• [EXERCISE DESCRIPTION]:
Where a picture shows up in the listing below, omit it and output the rest exactly.

:::

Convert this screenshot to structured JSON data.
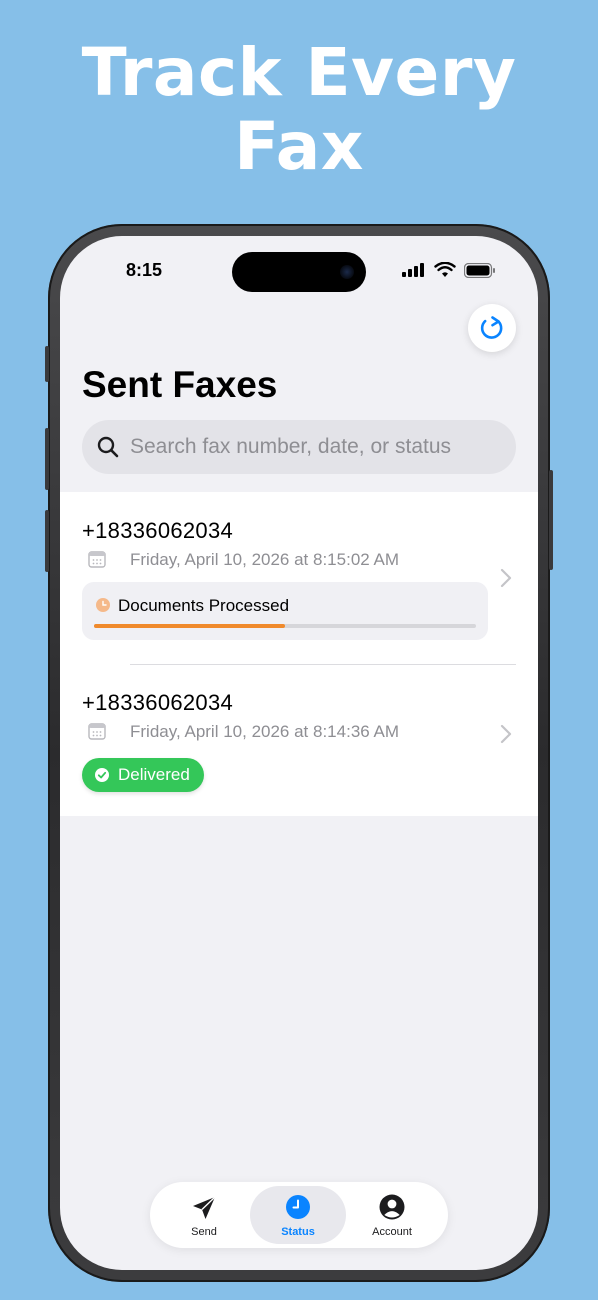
{
  "promo": {
    "headline_line1": "Track Every",
    "headline_line2": "Fax"
  },
  "status_bar": {
    "time": "8:15"
  },
  "page": {
    "title": "Sent Faxes"
  },
  "search": {
    "placeholder": "Search fax number, date, or status"
  },
  "faxes": [
    {
      "number": "+18336062034",
      "date": "Friday, April 10, 2026 at 8:15:02 AM",
      "status": "Documents Processed",
      "progress": 0.5,
      "status_color": "#f08a2c"
    },
    {
      "number": "+18336062034",
      "date": "Friday, April 10, 2026 at 8:14:36 AM",
      "status": "Delivered",
      "status_color": "#34c759"
    }
  ],
  "tabs": [
    {
      "label": "Send",
      "icon": "paper-plane-icon",
      "active": false
    },
    {
      "label": "Status",
      "icon": "clock-icon",
      "active": true
    },
    {
      "label": "Account",
      "icon": "person-circle-icon",
      "active": false
    }
  ],
  "colors": {
    "background": "#86bfe8",
    "accent": "#0a84ff",
    "progress": "#f08a2c",
    "delivered": "#34c759"
  }
}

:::

• [EXERCISE SOLUTION]:
Convert this screenshot to structured JSON data.
{
  "promo": {
    "headline_line1": "Track Every",
    "headline_line2": "Fax"
  },
  "status_bar": {
    "time": "8:15"
  },
  "page": {
    "title": "Sent Faxes"
  },
  "search": {
    "placeholder": "Search fax number, date, or status"
  },
  "faxes": [
    {
      "number": "+18336062034",
      "date": "Friday, April 10, 2026 at 8:15:02 AM",
      "status": "Documents Processed",
      "progress": 0.5,
      "status_color": "#f08a2c"
    },
    {
      "number": "+18336062034",
      "date": "Friday, April 10, 2026 at 8:14:36 AM",
      "status": "Delivered",
      "status_color": "#34c759"
    }
  ],
  "tabs": [
    {
      "label": "Send",
      "icon": "paper-plane-icon",
      "active": false
    },
    {
      "label": "Status",
      "icon": "clock-icon",
      "active": true
    },
    {
      "label": "Account",
      "icon": "person-circle-icon",
      "active": false
    }
  ],
  "colors": {
    "background": "#86bfe8",
    "accent": "#0a84ff",
    "progress": "#f08a2c",
    "delivered": "#34c759"
  }
}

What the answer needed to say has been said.